Supervised cardiac rehabilitation provided at dedicated centres ameliorates exercise intolerance in patients with chronic heart failure.To correlate the amount of physical activity outside the hospital with improved exercise tolerance in patients with limited access to centre-based programs.Forty patients (median age 69 years) with stable heart failure due to systolic left ventricular dysfunction participated in cardiac rehabilitation once per week for five months. Using a validated single-axial accelerometer, the number of steps and physical activity-related energy expenditures on nonrehabilitation days were determined.Median (interquartile range) peak oxygen consumption was increased from 14.4 mL/kg/min (range 12.9 mL/kg/min to 17.8 mL/kg/min) to 16.4 mL/kg/min (range 13.9 mL/kg/min to 19.1 mL/kg/min); P<0.0001, in association with a decreased slope of the minute ventilation to carbon dioxide production plot (34.2 [range 31.3 to 38.1] versus 32.7 [range 30.3 to 36.5]; P<0.0001). Changes in peak oxygen consumption were correlated with the daily number of steps (P<0.01) and physical activity-related energy expenditures (P<0.05). Furthermore, these changes were significantly correlated with total exercise time per day and time spent for light (?3 metabolic equivalents) exercise, but not with time spent for moderate/vigorous (>3 metabolic equivalents) exercise.The number of steps and energy expenditures outside the hospital were correlated with improved exercise capacity. An accelerometer may be useful for guiding home-based cardiac rehabilitation.

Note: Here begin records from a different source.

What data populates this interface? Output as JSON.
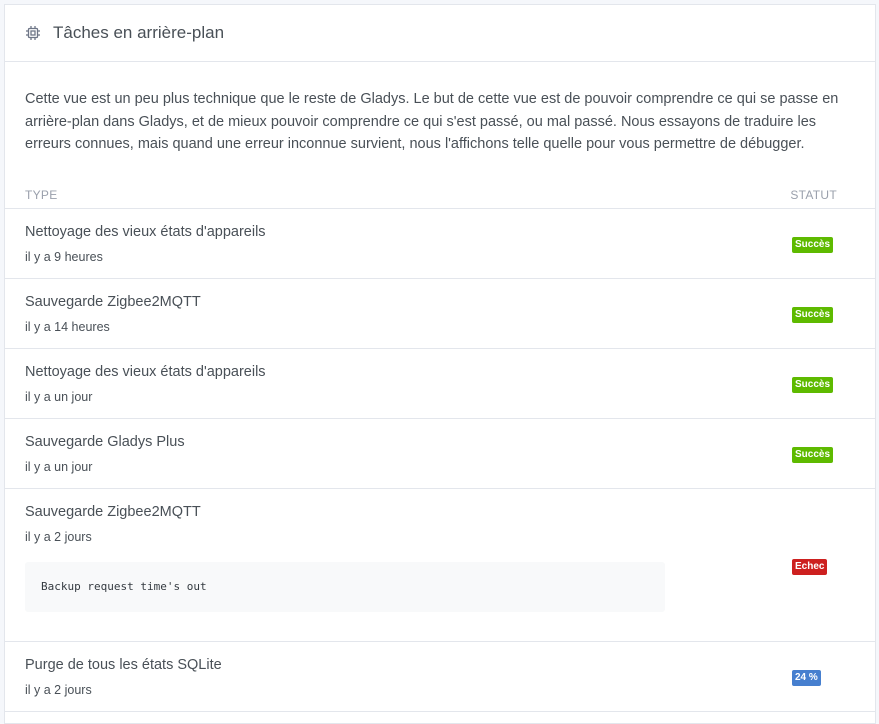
{
  "header": {
    "title": "Tâches en arrière-plan",
    "icon": "cpu-icon"
  },
  "intro": "Cette vue est un peu plus technique que le reste de Gladys. Le but de cette vue est de pouvoir comprendre ce qui se passe en arrière-plan dans Gladys, et de mieux pouvoir comprendre ce qui s'est passé, ou mal passé. Nous essayons de traduire les erreurs connues, mais quand une erreur inconnue survient, nous l'affichons telle quelle pour vous permettre de débugger.",
  "table": {
    "col_type": "TYPE",
    "col_status": "STATUT",
    "rows": [
      {
        "name": "Nettoyage des vieux états d'appareils",
        "time": "il y a 9 heures",
        "status": "Succès",
        "status_color": "#5eba00"
      },
      {
        "name": "Sauvegarde Zigbee2MQTT",
        "time": "il y a 14 heures",
        "status": "Succès",
        "status_color": "#5eba00"
      },
      {
        "name": "Nettoyage des vieux états d'appareils",
        "time": "il y a un jour",
        "status": "Succès",
        "status_color": "#5eba00"
      },
      {
        "name": "Sauvegarde Gladys Plus",
        "time": "il y a un jour",
        "status": "Succès",
        "status_color": "#5eba00"
      },
      {
        "name": "Sauvegarde Zigbee2MQTT",
        "time": "il y a 2 jours",
        "error": "Backup request time's out",
        "status": "Echec",
        "status_color": "#cd201f"
      },
      {
        "name": "Purge de tous les états SQLite",
        "time": "il y a 2 jours",
        "status": "24 %",
        "status_color": "#467fcf"
      }
    ]
  }
}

HubMed – rehab


The physiological Basis of Rehabilitation in Chronic Heart and Lung Disease.

J Appl Physiol. 2013 Apr 25;
Vogiatzis I, Zakynthinos SG

Cardiopulmonary rehabilitation is recognized as a core component of management of individuals with Congestive Heart Failure (CHF) or Chronic Obstructive Pulmonary Disease (COPD) which is designed to improve their physical and psychosocial condition without impacting on the primary organ impairment. This has lead scientific community increasingly to believe that the main effects of cardiopulmonary rehabilitative exercise training are focused on skeletal muscles that are regarded as dysfunctional in both CHF and COPD. Accordingly, following completion of a cardiopulmonary rehabilitative exercise training program there are important peripheral muscular adaptations in both disease entities namely, increased capillary density, blood flow, mitochondrial volume density, fiber size, distribution of slow twitch fibers, and decreased lactic acidosis and vascular resistance. Decreased lactic acidosis at a given level of sub-maximal exercise not only offsets the occurrence of peripheral muscle fatigue leading to muscle task failure and muscle discomfort, but also concurrently mitigates the additional burden on the respiratory muscles caused by the increased respiratory drive, thereby reducing dyspnea sensations. Furthermore in patients with COPD, exercise training reduces the degree of dynamic lung hyperinflation leading to improved arterial oxygen and central hemodynamic responses, thus increasing systemic muscle oxygen availability. In patients with CHF, exercise training has beneficial direct and reflex sympathoinhibitory effects, as well as favorable effects on normalization of neurohumoral excitation. These physiological benefits apply to all COPD and CHF patients independently of the degree of disease severity and are associated with improved exercise tolerance, functional capacity and quality of life. HubMed – rehab